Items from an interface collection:
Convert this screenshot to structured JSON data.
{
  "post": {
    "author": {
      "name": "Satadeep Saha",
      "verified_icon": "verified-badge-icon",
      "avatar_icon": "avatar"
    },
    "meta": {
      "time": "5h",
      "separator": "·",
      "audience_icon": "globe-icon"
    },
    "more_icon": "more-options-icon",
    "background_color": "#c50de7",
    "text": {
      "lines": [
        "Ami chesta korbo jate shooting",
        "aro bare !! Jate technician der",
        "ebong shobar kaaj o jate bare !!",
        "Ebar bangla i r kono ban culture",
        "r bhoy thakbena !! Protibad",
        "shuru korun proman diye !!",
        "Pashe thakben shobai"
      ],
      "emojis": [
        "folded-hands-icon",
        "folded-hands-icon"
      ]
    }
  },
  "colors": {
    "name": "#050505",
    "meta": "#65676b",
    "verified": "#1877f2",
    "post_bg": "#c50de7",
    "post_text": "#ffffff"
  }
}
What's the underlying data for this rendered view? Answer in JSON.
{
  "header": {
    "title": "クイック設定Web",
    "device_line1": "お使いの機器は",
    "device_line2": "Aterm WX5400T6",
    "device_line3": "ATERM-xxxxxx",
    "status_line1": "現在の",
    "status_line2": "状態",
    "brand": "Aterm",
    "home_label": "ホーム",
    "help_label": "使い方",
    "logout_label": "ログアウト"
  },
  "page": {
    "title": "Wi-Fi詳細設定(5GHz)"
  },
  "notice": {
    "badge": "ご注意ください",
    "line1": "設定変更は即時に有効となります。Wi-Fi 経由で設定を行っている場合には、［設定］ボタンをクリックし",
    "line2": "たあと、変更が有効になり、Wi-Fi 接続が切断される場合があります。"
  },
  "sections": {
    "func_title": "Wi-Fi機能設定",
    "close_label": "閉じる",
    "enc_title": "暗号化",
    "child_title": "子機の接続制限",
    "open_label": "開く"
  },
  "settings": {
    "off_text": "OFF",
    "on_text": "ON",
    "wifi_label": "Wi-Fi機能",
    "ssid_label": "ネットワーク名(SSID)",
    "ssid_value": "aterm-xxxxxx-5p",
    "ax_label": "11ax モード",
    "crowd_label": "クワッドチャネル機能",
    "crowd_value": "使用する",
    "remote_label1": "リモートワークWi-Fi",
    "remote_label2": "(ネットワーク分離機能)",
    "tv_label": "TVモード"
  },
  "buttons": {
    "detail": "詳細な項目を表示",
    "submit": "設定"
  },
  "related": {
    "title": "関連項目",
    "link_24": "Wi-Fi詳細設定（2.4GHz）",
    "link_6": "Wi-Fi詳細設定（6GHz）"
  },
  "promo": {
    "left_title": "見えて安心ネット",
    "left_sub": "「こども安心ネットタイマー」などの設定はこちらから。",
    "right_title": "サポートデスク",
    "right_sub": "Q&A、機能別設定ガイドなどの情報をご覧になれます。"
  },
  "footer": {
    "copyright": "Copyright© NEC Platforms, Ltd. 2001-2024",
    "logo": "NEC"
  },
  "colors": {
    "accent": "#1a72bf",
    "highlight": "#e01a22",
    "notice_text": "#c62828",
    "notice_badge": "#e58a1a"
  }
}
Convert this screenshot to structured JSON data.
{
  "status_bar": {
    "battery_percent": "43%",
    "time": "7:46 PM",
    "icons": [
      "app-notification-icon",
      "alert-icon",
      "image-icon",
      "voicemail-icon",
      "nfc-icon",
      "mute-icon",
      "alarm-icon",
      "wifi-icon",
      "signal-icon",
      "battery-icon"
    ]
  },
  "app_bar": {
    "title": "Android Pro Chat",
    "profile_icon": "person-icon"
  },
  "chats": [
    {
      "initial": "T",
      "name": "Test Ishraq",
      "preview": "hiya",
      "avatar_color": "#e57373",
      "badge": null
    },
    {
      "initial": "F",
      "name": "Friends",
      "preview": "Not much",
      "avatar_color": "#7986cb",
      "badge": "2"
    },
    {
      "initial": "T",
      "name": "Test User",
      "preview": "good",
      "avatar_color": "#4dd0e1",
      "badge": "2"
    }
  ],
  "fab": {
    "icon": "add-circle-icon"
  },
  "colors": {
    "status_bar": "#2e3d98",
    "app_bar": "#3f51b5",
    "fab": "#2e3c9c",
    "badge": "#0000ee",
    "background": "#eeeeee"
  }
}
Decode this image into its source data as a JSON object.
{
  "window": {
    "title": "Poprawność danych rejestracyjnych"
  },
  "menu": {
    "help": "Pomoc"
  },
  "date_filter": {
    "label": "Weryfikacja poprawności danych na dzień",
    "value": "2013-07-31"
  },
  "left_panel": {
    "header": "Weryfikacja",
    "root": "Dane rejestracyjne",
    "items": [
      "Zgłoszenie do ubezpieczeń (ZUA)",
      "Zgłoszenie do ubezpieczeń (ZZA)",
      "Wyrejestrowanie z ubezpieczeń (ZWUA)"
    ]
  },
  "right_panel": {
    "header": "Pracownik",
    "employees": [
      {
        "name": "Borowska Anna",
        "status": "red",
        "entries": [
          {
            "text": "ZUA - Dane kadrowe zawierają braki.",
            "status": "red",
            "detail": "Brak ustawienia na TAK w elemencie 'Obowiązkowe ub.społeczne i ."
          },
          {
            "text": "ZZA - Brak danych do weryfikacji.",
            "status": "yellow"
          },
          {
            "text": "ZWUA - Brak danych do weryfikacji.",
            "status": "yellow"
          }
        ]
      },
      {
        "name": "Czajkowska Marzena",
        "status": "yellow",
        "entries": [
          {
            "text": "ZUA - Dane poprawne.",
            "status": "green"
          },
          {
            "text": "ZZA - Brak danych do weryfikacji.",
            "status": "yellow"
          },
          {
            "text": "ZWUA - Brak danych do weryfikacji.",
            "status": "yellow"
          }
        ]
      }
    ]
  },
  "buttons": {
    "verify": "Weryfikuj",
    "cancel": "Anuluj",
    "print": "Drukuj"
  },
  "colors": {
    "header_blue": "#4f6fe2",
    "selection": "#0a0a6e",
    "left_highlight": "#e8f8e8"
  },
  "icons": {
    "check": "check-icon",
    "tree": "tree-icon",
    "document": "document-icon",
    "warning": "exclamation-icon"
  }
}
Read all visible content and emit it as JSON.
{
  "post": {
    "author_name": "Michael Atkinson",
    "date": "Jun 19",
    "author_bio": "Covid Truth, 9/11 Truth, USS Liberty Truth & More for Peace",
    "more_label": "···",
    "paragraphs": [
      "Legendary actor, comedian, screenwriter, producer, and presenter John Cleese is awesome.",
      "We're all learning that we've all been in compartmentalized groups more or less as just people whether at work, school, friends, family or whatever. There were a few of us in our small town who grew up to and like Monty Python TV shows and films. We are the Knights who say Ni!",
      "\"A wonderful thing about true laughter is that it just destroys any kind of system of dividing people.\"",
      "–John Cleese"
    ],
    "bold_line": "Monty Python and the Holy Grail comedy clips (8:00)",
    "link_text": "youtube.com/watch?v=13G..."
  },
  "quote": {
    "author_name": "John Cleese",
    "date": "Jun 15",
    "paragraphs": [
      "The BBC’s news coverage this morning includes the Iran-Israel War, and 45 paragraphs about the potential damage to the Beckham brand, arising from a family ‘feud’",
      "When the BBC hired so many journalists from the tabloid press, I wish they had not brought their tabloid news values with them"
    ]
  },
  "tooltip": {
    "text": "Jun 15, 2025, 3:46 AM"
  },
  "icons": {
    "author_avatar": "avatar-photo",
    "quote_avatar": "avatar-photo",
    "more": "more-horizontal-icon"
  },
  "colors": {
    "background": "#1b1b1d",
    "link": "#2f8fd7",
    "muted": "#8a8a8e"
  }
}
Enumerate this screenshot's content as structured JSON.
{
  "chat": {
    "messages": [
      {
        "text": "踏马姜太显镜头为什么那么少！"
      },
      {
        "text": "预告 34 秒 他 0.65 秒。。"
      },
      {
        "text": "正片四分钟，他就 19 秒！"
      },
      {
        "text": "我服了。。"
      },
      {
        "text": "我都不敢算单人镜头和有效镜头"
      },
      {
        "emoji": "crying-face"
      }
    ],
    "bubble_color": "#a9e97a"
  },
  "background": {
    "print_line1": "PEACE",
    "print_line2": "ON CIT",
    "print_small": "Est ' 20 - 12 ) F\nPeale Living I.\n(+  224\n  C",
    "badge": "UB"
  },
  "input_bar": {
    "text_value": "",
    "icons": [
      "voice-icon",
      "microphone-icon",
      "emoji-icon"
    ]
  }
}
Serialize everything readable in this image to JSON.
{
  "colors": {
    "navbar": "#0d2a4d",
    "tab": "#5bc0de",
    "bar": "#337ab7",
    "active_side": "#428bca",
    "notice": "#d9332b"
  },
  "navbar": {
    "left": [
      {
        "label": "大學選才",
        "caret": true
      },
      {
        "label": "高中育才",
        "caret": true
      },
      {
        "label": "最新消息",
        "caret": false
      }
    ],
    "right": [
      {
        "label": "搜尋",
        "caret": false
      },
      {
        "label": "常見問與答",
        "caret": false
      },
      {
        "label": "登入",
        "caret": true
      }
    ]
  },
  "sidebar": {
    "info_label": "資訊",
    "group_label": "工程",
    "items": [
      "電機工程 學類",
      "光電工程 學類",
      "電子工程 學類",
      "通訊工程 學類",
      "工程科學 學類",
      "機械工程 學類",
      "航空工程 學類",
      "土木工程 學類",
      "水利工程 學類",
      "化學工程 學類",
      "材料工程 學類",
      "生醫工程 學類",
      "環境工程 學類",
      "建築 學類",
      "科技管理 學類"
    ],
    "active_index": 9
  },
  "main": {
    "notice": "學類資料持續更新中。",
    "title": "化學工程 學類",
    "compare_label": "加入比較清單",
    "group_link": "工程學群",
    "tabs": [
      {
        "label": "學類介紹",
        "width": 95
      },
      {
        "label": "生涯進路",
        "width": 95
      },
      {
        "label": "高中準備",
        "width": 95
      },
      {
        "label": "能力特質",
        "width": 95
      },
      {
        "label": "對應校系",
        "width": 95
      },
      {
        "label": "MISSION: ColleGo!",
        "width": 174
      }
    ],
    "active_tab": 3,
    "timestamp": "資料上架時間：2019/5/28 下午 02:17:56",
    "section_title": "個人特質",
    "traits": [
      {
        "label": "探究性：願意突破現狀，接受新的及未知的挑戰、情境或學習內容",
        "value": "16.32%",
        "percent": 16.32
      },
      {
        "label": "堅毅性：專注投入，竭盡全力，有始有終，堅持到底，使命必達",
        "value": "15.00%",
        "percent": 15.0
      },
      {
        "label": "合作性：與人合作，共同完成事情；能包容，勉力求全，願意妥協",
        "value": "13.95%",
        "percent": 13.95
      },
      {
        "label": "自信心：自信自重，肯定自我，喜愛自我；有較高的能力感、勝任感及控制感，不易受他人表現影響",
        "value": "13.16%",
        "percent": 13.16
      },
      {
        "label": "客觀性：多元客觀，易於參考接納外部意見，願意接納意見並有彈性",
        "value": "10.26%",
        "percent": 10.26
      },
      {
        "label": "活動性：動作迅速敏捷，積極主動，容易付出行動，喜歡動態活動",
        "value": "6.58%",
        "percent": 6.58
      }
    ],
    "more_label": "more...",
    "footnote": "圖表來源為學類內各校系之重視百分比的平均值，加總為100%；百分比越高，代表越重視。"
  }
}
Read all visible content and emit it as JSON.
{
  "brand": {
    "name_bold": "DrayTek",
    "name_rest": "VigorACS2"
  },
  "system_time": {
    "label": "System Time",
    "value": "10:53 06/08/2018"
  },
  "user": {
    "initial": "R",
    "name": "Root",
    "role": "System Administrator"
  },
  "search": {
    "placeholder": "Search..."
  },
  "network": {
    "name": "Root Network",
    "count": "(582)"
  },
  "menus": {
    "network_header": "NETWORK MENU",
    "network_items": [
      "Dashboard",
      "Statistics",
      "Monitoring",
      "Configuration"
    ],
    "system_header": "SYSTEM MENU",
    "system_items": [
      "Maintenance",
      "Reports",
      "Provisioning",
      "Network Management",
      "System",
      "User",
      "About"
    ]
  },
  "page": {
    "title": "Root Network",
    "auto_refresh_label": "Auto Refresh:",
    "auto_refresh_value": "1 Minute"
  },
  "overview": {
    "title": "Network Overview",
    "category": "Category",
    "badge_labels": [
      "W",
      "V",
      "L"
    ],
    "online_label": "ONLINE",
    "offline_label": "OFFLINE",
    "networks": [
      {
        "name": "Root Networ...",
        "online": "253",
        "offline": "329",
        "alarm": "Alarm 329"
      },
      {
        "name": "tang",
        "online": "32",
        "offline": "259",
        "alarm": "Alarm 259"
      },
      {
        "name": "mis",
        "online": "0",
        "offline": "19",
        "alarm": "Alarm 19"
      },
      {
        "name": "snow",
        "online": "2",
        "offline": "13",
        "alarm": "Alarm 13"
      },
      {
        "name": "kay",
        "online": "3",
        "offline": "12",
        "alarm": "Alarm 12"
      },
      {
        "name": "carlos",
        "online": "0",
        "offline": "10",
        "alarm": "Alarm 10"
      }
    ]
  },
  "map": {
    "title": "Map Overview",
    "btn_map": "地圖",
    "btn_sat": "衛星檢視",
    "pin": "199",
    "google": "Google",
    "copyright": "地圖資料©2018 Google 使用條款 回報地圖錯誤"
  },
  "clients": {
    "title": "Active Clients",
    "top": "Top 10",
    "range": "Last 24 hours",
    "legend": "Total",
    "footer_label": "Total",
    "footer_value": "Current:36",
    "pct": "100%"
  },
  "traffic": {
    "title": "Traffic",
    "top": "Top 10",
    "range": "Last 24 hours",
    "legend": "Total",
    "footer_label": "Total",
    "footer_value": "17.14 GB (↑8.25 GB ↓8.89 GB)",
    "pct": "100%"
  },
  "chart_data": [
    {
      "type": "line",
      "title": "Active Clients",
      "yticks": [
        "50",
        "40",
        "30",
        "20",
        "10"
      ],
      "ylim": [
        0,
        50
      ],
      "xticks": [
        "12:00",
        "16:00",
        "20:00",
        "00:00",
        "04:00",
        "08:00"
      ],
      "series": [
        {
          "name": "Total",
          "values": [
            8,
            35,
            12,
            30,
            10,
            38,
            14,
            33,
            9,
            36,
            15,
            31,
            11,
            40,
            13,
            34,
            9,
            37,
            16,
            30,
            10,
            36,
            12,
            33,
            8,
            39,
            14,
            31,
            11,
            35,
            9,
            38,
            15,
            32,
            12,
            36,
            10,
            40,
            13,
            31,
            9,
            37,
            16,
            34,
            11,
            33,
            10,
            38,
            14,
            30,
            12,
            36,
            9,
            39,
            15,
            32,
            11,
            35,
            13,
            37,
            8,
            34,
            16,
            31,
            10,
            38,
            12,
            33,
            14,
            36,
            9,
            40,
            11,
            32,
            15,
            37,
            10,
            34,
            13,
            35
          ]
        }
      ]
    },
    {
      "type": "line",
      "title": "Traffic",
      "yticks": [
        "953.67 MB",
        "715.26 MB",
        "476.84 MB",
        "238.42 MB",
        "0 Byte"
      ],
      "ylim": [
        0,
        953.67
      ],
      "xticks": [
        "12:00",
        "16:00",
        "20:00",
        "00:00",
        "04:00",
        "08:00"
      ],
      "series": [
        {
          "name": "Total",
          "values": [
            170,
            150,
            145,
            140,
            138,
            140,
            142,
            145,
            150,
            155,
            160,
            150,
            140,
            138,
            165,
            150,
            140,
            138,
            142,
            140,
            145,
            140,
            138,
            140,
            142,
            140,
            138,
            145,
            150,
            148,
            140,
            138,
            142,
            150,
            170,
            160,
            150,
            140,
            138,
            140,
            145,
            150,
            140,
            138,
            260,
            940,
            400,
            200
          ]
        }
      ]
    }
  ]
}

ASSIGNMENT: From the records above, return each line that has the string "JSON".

SOLVED EXERCISE:
Convert this screenshot to structured JSON data.
What's the underlying data for this rendered view? Answer in JSON.
Convert this screenshot to structured JSON data.
Decode this image into its source data as a JSON object.
Read all visible content and emit it as JSON.
Enumerate this screenshot's content as structured JSON.
Serialize everything readable in this image to JSON.
Read all visible content and emit it as JSON.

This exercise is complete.